So, why does male pattern baldness go untreated in so many men? Well, there’s no real way to know the answer to that question for certain, but we’d be willing to bet most men simply don’t know they’re balding until it’s too late.
And that brings us to our point. When it comes to male pattern baldness, the best defense is a good offense.
The sooner you discover that you’re losing your hair — and take action to treat it — the better your odds are of stopping your hair from thinning further.
Alternatively, If you wait until the majority of your hair is gone to take action, your options become very limited and your odds of staying bald are high.
Fortunately, there’s a way for you to keep track of your hair loss so that you don’t wake up one day only to find that half your hair has fallen out. It’s called the Norwood scale, and it was developed by Dr. James Hamilton in 1951, and in 1975 was revised by Dr. O’Tar Norwood.

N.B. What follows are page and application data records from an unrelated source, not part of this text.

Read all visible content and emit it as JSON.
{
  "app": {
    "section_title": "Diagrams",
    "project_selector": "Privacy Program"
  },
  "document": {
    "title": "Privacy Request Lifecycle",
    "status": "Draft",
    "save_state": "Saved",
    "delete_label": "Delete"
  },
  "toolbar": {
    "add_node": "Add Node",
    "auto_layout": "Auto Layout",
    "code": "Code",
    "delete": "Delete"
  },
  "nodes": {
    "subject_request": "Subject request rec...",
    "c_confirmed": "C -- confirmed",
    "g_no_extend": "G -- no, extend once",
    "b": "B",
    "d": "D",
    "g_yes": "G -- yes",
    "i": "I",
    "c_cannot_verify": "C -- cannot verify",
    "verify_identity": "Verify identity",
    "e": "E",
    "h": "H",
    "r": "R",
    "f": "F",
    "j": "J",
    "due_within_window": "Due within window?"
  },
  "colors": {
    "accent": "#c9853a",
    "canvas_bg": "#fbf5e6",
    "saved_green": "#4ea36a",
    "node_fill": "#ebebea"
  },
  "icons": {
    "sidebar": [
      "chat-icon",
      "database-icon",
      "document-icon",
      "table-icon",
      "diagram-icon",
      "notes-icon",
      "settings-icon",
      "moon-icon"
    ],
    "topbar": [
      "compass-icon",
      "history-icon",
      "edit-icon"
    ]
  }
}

Though it’s not the only classification system, it is considered the most popular. It features seven distinct stages to help men and their healthcare providers determine how much hair has been lost.
Here are its stages:
Stages I and II: the first two stages of the Norwood scale cover light hair loss. This is where the hairline starts to recede slightly without any major changes to the crown.
Stage I is marked by minimal thinning around the temples and a slight recession that often goes unnoticed or ignored. By the time we get to Stage II, the balding near the temples has moved further inward, creating the M-shaped hairline that is common in a lot of men (but becomes fully apparent in Stage III).
Stage III: the baldness becomes more visible. The temple recession continues to grow to the point that there’s little or no hair in the temporal regions. This is when it becomes more difficult to conceal your hair loss.
Stage IV: by the time you reach Stage IV, it’s evident that you’re experiencing male pattern baldness. This is where you’ll develop noticeable bald spots.
The hair on your crown will begin to thin out and you may start losing large patches of hair at the vertex, or in the front of your head.
Stage V: this is when we start to see the early signs of the horseshoe-shaped hairline. This is when hair loss is entering a severe stage where it becomes more difficult to treat.
Stage VI: if you make it to this stage of male pattern baldness, you’ve managed to lose a large portion of your hair.
Your hairline has crept up to the top of your head, and what little hair remains on your crown is thin and provides minimal coverage of your scalp.
Stage VII: consider this stage to be full-blown baldness. This is the classic horseshoe or cul-de-sac pattern which leaves the top of the head completely bald.
Unfortunately, if you make it all the way to Stage VII without taking any form of action, your chances of recovering your hair are slim.
If you want to keep the same head of hair throughout your adult life, you’re going to need to take action as soon as you catch the first signs of male pattern baldness.
Ideally, you’ll want to start a treatment program within the first three stages to get the best results.
But even in the later stages, you still have a chance to stop further hair from falling out — you might even regrow some hair as well!